-US Men’s Bandy has remained strong and stable for over 4 decades. We have a solid 6 team elite league with both great competition and camaraderie between the teams and players. There is no question that we would be able to expand if we had more than one big bandy arena. As it stands now there is no additional bandy ice plus the cost per hour will be $450 next season. One of the motivators of our high level players is international competition. Unfortunately since 2019 there has been only one men’s World Championship. US men’s bandy is also in an interesting position internationally in that our team struggles to compete in the A pool but is too strong for the B pool. Even so, our players prefer the A pool.

US Women’s team after game against Sweden 2024

We can follow the improvement the US women’s team is experience right now. That must be a big positive part of the bandy development in USA?

-Our women’s program is on the rise. Two seasons ago we had two women’s teams for the first time, Sisu and Mammoth, both who play in the men’s first division. This season our intent is to add a third team and have a separate women’s league for the first time. This summer will be the second season of the US women’s rink bandy league, with 4 teams competing. In September the first ever Women’s North American Rink Bandy Tournament will take place, also with 4 teams. We are attracting more and more former high level hockey players to our program. The results speak for themselves. We beat Finland and had the mighty Sweden down 2-1, 44 minutes in to the game, Chris continues.

Meeting Japanese women’s team in Oslo 2020

Your experience of bandy is spanning over 44 years. In this large memory bank, there must be events and funny moments that are etched more than others?

-It is more memories than i could count but one of my most  funny moments was in Irkutsk 2014 World Championship. We were playing Norway and it was -55 Fahrenheit (-48,3 C) with the windchill. So cold that during play the ball broke in half. No one had ever seen this before. The game stopped for a couple of minutes while players from both teams held the two pieces of ball for photos.

-My most memorable moment was at the World Championships in Oslo in 1985 when we played the Soviet Union for the first time. I had played ice hockey with and against many of the Miracle on Ice US hockey players and was a child of the Cold War. To stand with and shake hands at center ice as US Captain with the Soviet Captain, Viktor Shakalin with CCCP on his chest, with the referees for the coin toss was surreal.

-The most surprising moment/event was playing against 7 time defending Swedish champion Boltic, who had 7 players in the World Championship Swedish national team. In the 1984 World Cup in Ljusdal. I was the libero for US team Bagheera. The predictions for the final score went from 15-0 all the way to 25-0. At halftime the score was 1-1. The final score was 2-1 to Boltic. I believe the greatest near upset in the 200 year history of bandy, says Christ with a smile on his face.

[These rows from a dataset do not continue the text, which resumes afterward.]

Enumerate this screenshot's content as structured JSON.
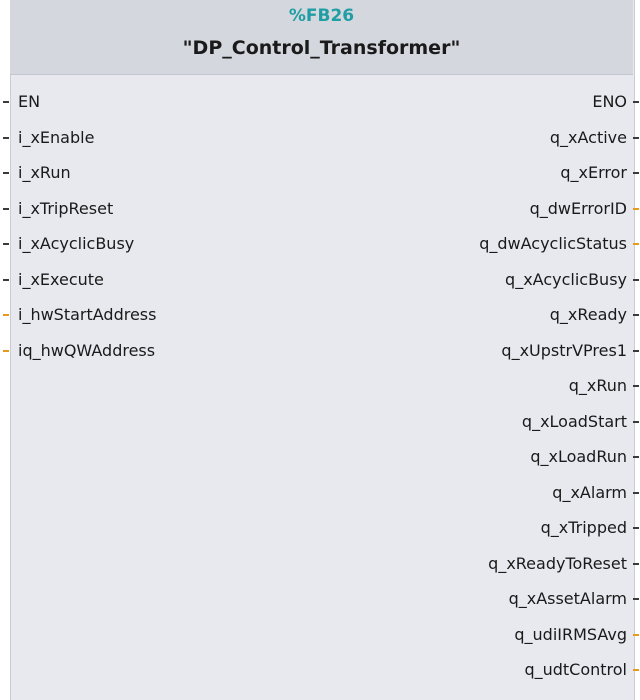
{
  "block": {
    "number": "%FB26",
    "name": "\"DP_Control_Transformer\""
  },
  "colors": {
    "header_bg": "#d4d7de",
    "body_bg": "#e7e9ef",
    "number_color": "#1f9ea3",
    "bool_pin": "#3a3a3a",
    "non_bool_pin": "#e89a1e"
  },
  "inputs": [
    {
      "label": "EN",
      "pin": "bool"
    },
    {
      "label": "i_xEnable",
      "pin": "bool"
    },
    {
      "label": "i_xRun",
      "pin": "bool"
    },
    {
      "label": "i_xTripReset",
      "pin": "bool"
    },
    {
      "label": "i_xAcyclicBusy",
      "pin": "bool"
    },
    {
      "label": "i_xExecute",
      "pin": "bool"
    },
    {
      "label": "i_hwStartAddress",
      "pin": "non-bool"
    },
    {
      "label": "iq_hwQWAddress",
      "pin": "non-bool"
    }
  ],
  "outputs": [
    {
      "label": "ENO",
      "pin": "bool"
    },
    {
      "label": "q_xActive",
      "pin": "bool"
    },
    {
      "label": "q_xError",
      "pin": "bool"
    },
    {
      "label": "q_dwErrorID",
      "pin": "non-bool"
    },
    {
      "label": "q_dwAcyclicStatus",
      "pin": "non-bool"
    },
    {
      "label": "q_xAcyclicBusy",
      "pin": "bool"
    },
    {
      "label": "q_xReady",
      "pin": "bool"
    },
    {
      "label": "q_xUpstrVPres1",
      "pin": "bool"
    },
    {
      "label": "q_xRun",
      "pin": "bool"
    },
    {
      "label": "q_xLoadStart",
      "pin": "bool"
    },
    {
      "label": "q_xLoadRun",
      "pin": "bool"
    },
    {
      "label": "q_xAlarm",
      "pin": "bool"
    },
    {
      "label": "q_xTripped",
      "pin": "bool"
    },
    {
      "label": "q_xReadyToReset",
      "pin": "bool"
    },
    {
      "label": "q_xAssetAlarm",
      "pin": "bool"
    },
    {
      "label": "q_udiIRMSAvg",
      "pin": "non-bool"
    },
    {
      "label": "q_udtControl",
      "pin": "non-bool"
    }
  ]
}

Written by Kjell Anderstedt.

If you want to send your own moments and memories from your life with bandy that can create reader interest in others, then write an email to Chris with your story